    They then assessed those patients and compared the results for olmesartan initiators to initiators of other ARBs after propensity score (PS) matching. They found unadjusted incidence rates of 0.82, 1.41, 1.66 and 29.20 per 1,000 person‐years for celiac disease, malabsorption, concomitant diagnoses of diarrhea and weight loss, and non‐infectious enteropathy respectively. 
    After PS matching comparing olmesartan to other ARBs, hazard ratios were 1.21 (95% CI, 1.05‐1.40), 1.00 (95% CI, 0.88‐1.13), 1.22 (95% CI, 1.10‐1.36) and 1.04 (95% CI, 1.01‐1.07) for each outcome. Patients aged 65 years and older showed greater hazard ratios for celiac disease, as did patients receiving treatment for more than 1 year, and patients receiving higher cumulative olmesartan doses.
    This is the first comprehensive multi‐database study to document a higher rate of enteropathy in olmesartan initiators as compared to initiators of other ARBs, though absolute rates were low for both groups.

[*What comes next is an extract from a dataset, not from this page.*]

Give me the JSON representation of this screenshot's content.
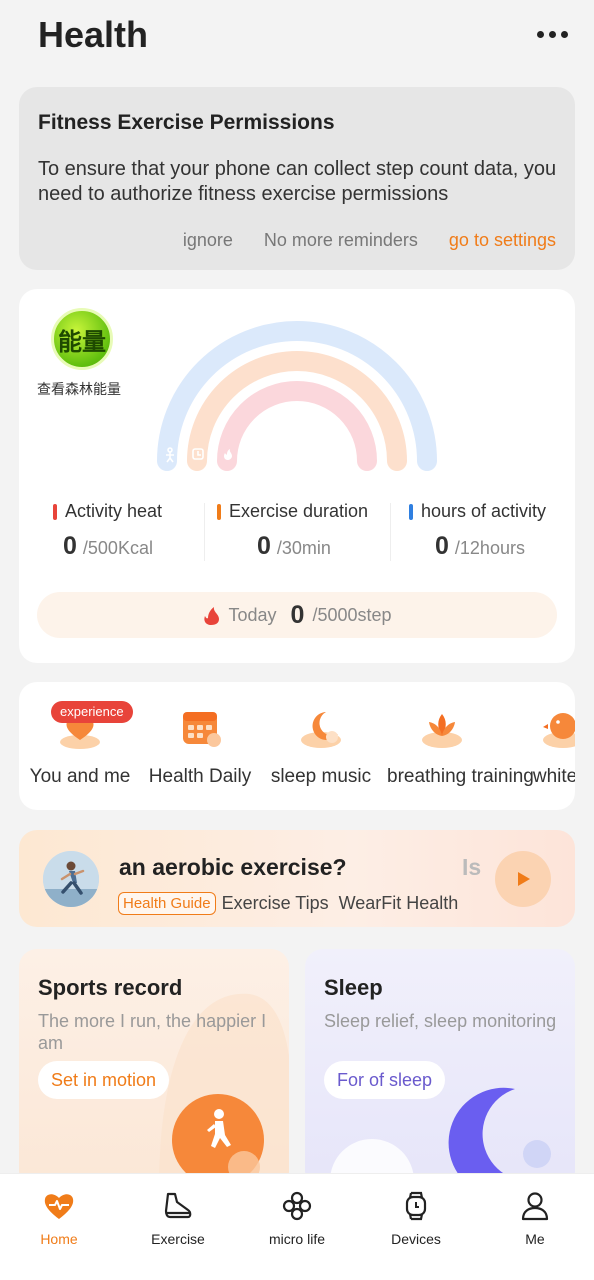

    Source:
    Alimentary Pharmacology & Therapeutics